The most recent well-written post by our very own manager, James Dator, gave me an insightful take on how most scouts and front offices view the combine. With all the media hype surrounding this annual event, their is always a chance that a coach and/or gm could become more enamored with measurables than they actually should. While there is no doubt that scouting departments across the league must proceed with caution when evaluating these prospects based on combine numbers alone, there is also a caveat to consider if one goes into this event with there eyes wide shut. Let's take some time to find out who ignored some gaudy numbers, and as a result, has payed a heavy price over the last several years.
Vernon Gholston is widely known today as the poster child for good combines gone bad. But there is another side to this that sometimes goes unnoticed. Let me put it to you this way: For every Vernon Gholston, I'll raise you a Connor Barwin. Let's go ahead and examine his remarkable story for a few minutes. Barwin was, for all intents and purposes, a failure during his first three years at Cincinnati. Up until his Senior season, his coaches had come to the conclusion that special teams and back-up tight end was his ceiling. Through some trial and error, they finally came to their senses by realizing that it wouldn't hurt to give him a shot at playing defensive end. To their surprise, he was a natural at the position and his stats only confirmed this fact. Barwin posted team highs of 11 sacks and 14.5 tackles-for-loss that final season, thereby introducing himself to the scouts and the nation in a very big way. His stock was appropriately on the rise, but there was understandable skepticism out there as well. Determined to further make a name for himself, he entered the combine with God-given talents that many players could only dream of. The only question that would remain in the aftermath was this: How much could his draft stock actually rise after putting up such formidable numbers? Let's review the tape and find out who he out-performed.

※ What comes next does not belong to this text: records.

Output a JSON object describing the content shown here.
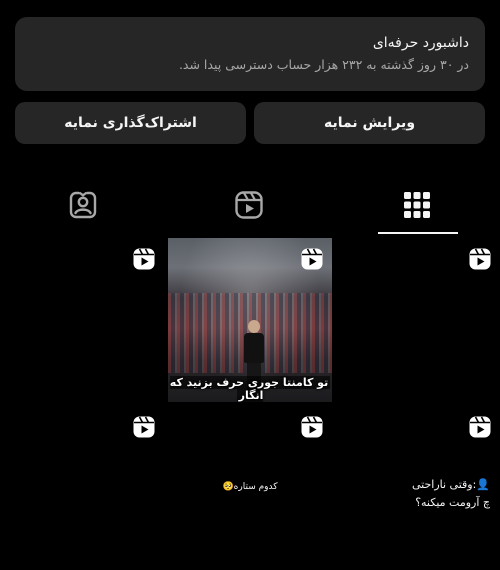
{
  "dashboard": {
    "title": "داشبورد حرفه‌ای",
    "subtitle": "در ۳۰ روز گذشته به ۲۳۲ هزار حساب دسترسی پیدا شد."
  },
  "buttons": {
    "edit_profile": "ویرایش نمایه",
    "share_profile": "اشتراک‌گذاری نمایه"
  },
  "tabs": {
    "active": "grid",
    "items": [
      "grid-icon",
      "reels-icon",
      "tagged-icon"
    ]
  },
  "grid": {
    "posts": [
      {
        "type": "reel",
        "caption": ""
      },
      {
        "type": "reel",
        "caption_line1": "تو کامنتا جوری حرف بزنید که انگار",
        "caption_line2": "...",
        "image": "football-player-in-stadium"
      },
      {
        "type": "reel",
        "caption": ""
      },
      {
        "type": "reel",
        "caption": ""
      },
      {
        "type": "reel",
        "caption": "کدوم ستاره🥺"
      },
      {
        "type": "reel",
        "caption_line1": "👤:وقتی ناراحتی",
        "caption_line2": "چ آرومت میکنه؟"
      }
    ]
  },
  "colors": {
    "background": "#000000",
    "card": "#262626",
    "text_primary": "#f5f5f5",
    "text_secondary": "#a8a8a8"
  }
}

Barwin was already viewed as a third round prospect who could slip into the second round with an outstanding combine, and let's just say, he didn't disappoint. At 6' 4", 256 lbs., he only went out there and ran a 4.59 forty, with a 1.57 ten yard split. He further displayed his explosion by posting a 40.5 inch vertical and a 10' 8" broad jump. Can you guess who else was at this combine and in the same draft class. Everette Brown. Let's examine Brown's numbers for a moment and see how they measured up to Barwins'. Brown, who was two inches shorter, was still a viable comparison with Barwin because they weighed in at the exact same weight, 256 lbs. Here are Brown's combine measurables: 4.63 forty, 1.58 ten yard split, a 31 inch vertical and a broad jump of 9' 8". How could someone ignore the fact that these numbers were significantly less than those that Barwin posted? I'll tell you how. Brown produced better numbers in college. He had 13 sacks and 21.5 tackles for loss in one less game than Barwin in his final season at Florida State. Perhaps this is where the Panthers went wrong. As painful as it is, let's see if we can gain some perspective on this subject by re-living the debacle that was the 2009 draft for the Carolina Panthers.
The Panthers were already somewhat behind the eight ball when the 2009 draft came along because of what they had done in the previous draft. They had given up their 2009 first rounder during the 2008 draft for the right to move from the second round to the first round in order to pick Jeff Otah. With that being said, their first pick in the '09 draft was late in the second round at number 59. If ever there was a wrong move to be made, this was certainly it. They apparently saw something that the other front offices didn't when they traded their 2010 first round pick away for the right to move up sixteen spots in the second round to pick Everette Brown. The same Everette Brown who out-produced Connor Barwin in his final season of college, but was overwhelmingly out-classed at the combine. Did you know that Barwin was selected three spots later by the Houston Texans and, unlike Brown, he hasn't disappointed. After being cut by the Panthers last year before the season even started, Brown was signed two months later by the San Diego Chargers, who couldn't even find a place for him in their rotation, while Barwin was having a career season by posting 11.5 sacks with the Texans.
What does all of this tell you? I don't know about you, but it doesn't tell me anything more than what we've all heard before. This is a confusing business, an inexact science if you will, and its as difficult today as it ever was to navigate its murky waters. It most certainly isn't a job for those who are unwilling to take risks, but it does require a level of prudence when evaluating each and every prospect on a case by case basis. Ultimately, I believe Hurney has over-achieved during his tenure as GM here in Carolina. Sure, he's made some egregious errors along the way, but I believe he has learned from his mistakes, and is driven even more to pick the right players at the right spots. After all, he has given us a slew of outstanding players to cheer for every Sunday, and I feel we, the fans, are very blessed to have him as our GM. In closing, remember to proceed with caution if someone blows up the 2012 combine with flashy numbers, but don't ignore them completely.